That means that CSA would not longer legally be able to run cricket in this country and the national men's, women's and age-group teams will not be allowed to wear the Protea badge or claim to represent South Africa in international competition. In real terms, it could impact South Africa's schedule, which is currently scant but should next see a men's tour to the West Indies in June.
With CSA on the brink of a renegotiation of its television rights deal with pay provider SuperSport, it also means that any action Mthethwa takes could impact severely on the willingness of broadcasters to engage with CSA and therefore on the game's long-term finances.
However, whether Mthethwa's steps will be that drastic are not known yet at this stage. In a statement on Sunday morning, his office said he "will be taking the necessary steps required to exercise his rights in terms of the law prescripts next week".
Mthethwa's next moves may also cause complications at the ICC if his actions are viewed as government intervention.
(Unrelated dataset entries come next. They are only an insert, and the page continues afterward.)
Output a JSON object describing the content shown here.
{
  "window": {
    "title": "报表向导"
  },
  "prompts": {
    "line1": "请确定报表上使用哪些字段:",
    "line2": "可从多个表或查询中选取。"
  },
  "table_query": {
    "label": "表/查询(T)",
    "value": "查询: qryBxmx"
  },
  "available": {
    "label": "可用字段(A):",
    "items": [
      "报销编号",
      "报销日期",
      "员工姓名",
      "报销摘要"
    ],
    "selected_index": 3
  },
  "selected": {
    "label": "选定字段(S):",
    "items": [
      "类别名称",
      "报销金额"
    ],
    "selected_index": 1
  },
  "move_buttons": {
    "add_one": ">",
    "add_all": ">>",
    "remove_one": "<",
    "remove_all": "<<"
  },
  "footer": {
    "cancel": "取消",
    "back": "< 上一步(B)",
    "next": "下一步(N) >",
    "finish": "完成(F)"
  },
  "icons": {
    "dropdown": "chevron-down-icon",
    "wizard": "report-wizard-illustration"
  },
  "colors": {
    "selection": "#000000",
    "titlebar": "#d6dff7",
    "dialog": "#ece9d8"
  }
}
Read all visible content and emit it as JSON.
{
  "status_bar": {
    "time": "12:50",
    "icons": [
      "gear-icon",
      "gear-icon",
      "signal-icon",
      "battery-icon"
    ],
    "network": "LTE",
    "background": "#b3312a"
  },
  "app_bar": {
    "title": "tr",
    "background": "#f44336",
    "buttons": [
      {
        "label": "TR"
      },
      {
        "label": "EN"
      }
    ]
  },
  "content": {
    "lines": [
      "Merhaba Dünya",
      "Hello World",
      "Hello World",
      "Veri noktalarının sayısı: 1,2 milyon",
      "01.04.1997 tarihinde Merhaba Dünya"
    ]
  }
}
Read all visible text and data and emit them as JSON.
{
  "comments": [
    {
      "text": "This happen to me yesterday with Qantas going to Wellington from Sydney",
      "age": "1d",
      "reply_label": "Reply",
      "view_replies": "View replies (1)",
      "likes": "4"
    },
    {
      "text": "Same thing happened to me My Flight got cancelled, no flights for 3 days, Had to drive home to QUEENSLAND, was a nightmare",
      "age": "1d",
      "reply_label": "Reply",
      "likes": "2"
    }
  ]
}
In 2018, when Zimbabwe's Sports and Recreation Commissions dissolved the Zimbabwe Cricket board, ZC had lodged a complaint of interference with the ICC but were suspended until the government sanction was lifted. Whether CSA will do similar is not known, although Mthethwa has previously written to the ICC explaining the need for an intervention and making a case for it not to be considered in contravention of the ICC's code.
That was in in October last year, and since then, Mthethwa has imposed an interim board on CSA, who were tasked with stabilising governance structures. The interim board has overseen the suspensions of several senior staff members who are undergoing disciplinary procedures and the restructure of South Africa's domestic game, but have been unable to get the Members' Council to agree to a majority independent board despite indications that they were being swayed. On April 10, the Members' Council issued a statement saying they had come to an agreement with the interim board on the MOI as well as agreed with an independent board, but at a Special General Meeting on Saturday, only six of the 14 members voted that way, with five voting against and three abstentions.
That meant the MOI, with the framework for a majority independent board, could not be established. The Members' Council are reluctant to agree to a majority independent board even though it had agreed to do so as far back as 2012 in the aftermath of the 2012 bonus scandal, ostensibly because they want cricket to be run by only people involved in cricket structures, rather than by business people from the outside. CSA have been embroiled in administrative issues for the last 18 months and have rotated through three different acting CEOs following the suspension and subsequent dismissal of Thabang Moroe for misconduct.